The Missouri General Assembly has voted to increase the age for trying youth as adults from 17 to 18.
The legislation now heads to Gov. Eric Greitens for his signature.
“This is a good day for Missouri, and for 17-year-olds,” Mike Hoey, executive director of the Missouri Catholic Conference (MCC), stated. “Our juvenile justice system is better at holding kids accountable and getting them on the right track.”
Known as “Raise the Age,” the bill paves the way for criminal cases against youth who are under the age of 18 to begin in the juvenile court system.
Missouri is one of only five states that still excludes all 17-year-olds from the juvenile justice system.

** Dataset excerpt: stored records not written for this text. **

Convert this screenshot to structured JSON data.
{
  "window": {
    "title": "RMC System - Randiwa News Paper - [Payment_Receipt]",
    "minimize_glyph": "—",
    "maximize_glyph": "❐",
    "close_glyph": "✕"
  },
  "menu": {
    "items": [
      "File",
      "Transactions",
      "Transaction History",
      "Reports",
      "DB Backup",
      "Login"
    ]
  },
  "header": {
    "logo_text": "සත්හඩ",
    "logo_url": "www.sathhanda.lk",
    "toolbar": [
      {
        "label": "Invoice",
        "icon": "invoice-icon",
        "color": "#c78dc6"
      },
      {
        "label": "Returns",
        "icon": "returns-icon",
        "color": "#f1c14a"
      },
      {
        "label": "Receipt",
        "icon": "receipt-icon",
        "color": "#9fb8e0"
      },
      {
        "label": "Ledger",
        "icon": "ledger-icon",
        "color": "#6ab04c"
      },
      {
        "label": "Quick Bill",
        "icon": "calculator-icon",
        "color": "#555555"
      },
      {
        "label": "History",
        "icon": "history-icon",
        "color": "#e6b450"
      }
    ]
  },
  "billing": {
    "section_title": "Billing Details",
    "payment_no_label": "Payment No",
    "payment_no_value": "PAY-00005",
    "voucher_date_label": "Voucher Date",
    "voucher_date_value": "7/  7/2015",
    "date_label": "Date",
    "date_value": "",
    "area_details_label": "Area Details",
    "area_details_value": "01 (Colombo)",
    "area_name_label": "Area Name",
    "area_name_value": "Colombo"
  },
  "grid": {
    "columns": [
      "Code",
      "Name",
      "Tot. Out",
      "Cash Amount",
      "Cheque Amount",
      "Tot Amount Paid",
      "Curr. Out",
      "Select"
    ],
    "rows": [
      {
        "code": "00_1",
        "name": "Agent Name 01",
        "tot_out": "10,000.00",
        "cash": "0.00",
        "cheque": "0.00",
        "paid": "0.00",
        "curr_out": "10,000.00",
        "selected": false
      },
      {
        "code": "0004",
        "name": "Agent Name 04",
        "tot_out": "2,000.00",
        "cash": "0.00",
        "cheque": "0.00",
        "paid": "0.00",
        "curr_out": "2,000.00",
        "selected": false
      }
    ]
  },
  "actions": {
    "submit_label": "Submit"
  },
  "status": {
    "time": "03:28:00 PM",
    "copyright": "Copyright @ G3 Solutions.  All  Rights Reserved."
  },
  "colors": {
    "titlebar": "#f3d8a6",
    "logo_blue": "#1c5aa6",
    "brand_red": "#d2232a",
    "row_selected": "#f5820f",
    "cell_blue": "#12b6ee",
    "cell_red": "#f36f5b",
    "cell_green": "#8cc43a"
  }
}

In Missouri, 17-year- olds can’t vote, serve on juries, join the military or buy a lottery ticket. Yet, kids are automatically charged, jailed and imprisoned as adults the day they turn 17, even if their offenses are non-violent or misdemeanors.
The passage of “Raise the Age” legislation changes that, allowing 17-year-olds to remain in the juvenile justice system.
Youth who are accused of serious crimes can still be prosecuted as adults.
The MCC wishes to thank state Sen. Wayne Wallingford (R-Cape Girardeau) and state Rep. Nick Schroer (R-St. Charles) for their leadership in sponsoring the legislation and guiding it through the legislative process.
“All the studies show adult jails are no place for our teenagers,” Sen. Wallingford stated. “With help and guidance, they can turn things around.”
Opportunities vanish for 17-year-olds who are treated like adults in the justice system. A criminal record creates barriers to education, employment, housing and joining the military.
A recent study conducted by R. David Mitchell, director of the Bureau of Economic Research at Missouri State University, noted that the economic benefits of keeping a 17-year-old out of prison outweigh the costs of keeping him or her in the juvenile justice system.
Spending time in prison lowers a person’s “human capital” in the form of work experience and soft skills. Likewise, the person in prison has reduced earnings and subsequent reduced tax revenue to the state.
State Rep. Nick Schroer also recognized the positive change this bill will bring to Missouri and its residents.
“Today we took a stand for every Missourian, as Raise the Age has been shown to decrease crime, keep our state safer and save taxpayer dollars,” Rep. Schroer said. “This common sense criminal justice reform will undoubtedly help our state and I am happy I was part of making this happen.”
The MCC also thanks the members of its MOCAN citizen network for their dedication in answering timely alerts to keep the bill moving.
The MCC was a part of the Missouri Raise the Age Coalition that helped organize efforts to ensure Missouri’s youth will have the chance for a bright future.